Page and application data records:

◇ ◇ ◇ ◇

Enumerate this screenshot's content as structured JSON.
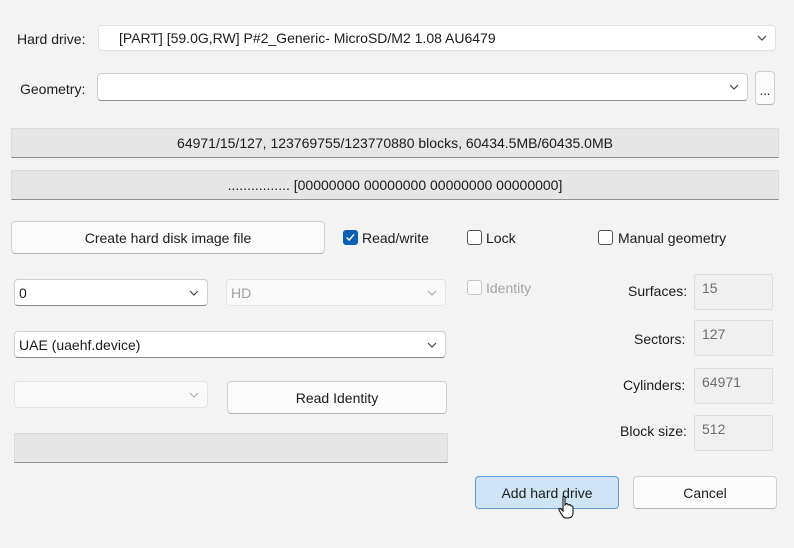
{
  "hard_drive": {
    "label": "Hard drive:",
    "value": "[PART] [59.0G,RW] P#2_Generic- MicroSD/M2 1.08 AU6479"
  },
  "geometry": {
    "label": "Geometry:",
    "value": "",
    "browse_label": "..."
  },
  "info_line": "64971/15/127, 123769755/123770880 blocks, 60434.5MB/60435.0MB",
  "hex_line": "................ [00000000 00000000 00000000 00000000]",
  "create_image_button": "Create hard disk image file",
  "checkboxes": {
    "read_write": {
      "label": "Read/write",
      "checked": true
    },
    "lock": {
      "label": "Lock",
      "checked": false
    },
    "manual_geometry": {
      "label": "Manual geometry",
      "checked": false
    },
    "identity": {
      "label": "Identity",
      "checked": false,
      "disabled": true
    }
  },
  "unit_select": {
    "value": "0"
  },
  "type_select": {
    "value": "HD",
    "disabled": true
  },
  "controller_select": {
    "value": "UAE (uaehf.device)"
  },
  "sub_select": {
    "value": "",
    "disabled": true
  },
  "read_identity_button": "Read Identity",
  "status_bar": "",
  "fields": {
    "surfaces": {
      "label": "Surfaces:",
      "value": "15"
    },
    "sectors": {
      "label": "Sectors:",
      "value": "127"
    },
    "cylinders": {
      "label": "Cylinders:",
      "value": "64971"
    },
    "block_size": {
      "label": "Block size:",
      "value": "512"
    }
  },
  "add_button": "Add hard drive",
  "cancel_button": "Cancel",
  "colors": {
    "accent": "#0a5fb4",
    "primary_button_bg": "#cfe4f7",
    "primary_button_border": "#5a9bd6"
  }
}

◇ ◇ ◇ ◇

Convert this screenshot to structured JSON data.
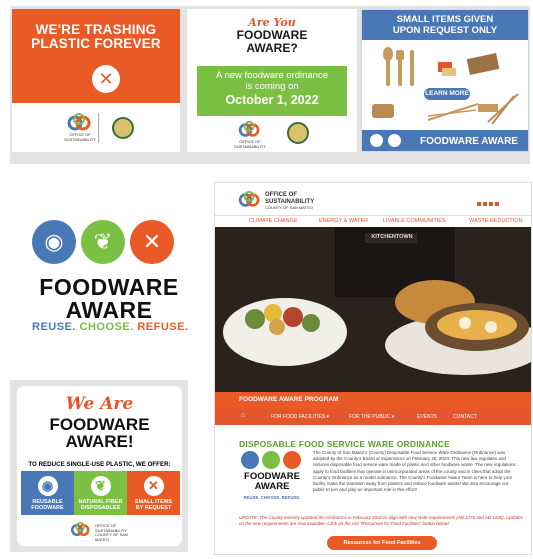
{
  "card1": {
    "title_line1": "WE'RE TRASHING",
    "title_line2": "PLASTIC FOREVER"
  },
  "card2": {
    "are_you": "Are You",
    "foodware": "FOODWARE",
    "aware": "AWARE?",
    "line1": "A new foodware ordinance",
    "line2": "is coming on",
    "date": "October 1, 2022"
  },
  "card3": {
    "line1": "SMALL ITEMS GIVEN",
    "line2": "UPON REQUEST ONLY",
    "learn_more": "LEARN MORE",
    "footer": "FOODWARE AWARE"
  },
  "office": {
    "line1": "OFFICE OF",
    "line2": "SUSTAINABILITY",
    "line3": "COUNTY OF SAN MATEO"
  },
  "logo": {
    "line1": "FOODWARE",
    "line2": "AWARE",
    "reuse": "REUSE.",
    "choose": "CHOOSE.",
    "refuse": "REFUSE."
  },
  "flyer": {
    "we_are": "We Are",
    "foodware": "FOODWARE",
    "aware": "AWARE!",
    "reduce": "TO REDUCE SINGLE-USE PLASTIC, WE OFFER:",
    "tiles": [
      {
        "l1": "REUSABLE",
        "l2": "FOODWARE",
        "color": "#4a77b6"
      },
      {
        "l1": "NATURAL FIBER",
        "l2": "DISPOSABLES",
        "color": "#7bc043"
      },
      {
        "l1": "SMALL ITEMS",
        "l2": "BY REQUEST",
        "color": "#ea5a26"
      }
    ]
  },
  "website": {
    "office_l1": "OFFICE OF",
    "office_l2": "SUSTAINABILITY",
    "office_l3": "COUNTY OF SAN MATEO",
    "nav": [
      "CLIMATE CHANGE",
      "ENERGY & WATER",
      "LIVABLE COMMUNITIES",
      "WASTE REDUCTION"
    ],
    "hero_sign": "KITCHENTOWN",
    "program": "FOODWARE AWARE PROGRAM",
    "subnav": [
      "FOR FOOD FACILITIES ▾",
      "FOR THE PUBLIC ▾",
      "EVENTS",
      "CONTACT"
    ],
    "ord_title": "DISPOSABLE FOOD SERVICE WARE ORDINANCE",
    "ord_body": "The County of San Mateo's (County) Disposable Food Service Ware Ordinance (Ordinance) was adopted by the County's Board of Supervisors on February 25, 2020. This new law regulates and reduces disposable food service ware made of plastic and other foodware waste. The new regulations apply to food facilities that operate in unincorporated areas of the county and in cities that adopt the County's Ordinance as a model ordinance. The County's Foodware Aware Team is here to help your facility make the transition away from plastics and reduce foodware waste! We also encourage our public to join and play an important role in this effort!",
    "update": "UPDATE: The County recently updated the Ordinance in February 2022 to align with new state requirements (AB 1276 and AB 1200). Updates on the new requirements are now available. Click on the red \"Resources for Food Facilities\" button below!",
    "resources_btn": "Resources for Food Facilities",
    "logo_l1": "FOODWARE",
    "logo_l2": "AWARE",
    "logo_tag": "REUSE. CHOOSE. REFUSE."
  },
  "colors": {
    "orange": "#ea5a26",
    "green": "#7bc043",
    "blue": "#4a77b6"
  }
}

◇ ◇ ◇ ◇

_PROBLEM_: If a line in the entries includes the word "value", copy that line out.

_SOLUTION TO THE EXERCISE_:
    "value": "[PART] [59.0G,RW] P#2_Generic- MicroSD/M2 1.08 AU6479"
    "value": "",
    "value": "0"
    "value": "HD",
    "value": "UAE (uaehf.device)"
    "value": "",
      "value": "15"
      "value": "127"
      "value": "64971"
      "value": "512"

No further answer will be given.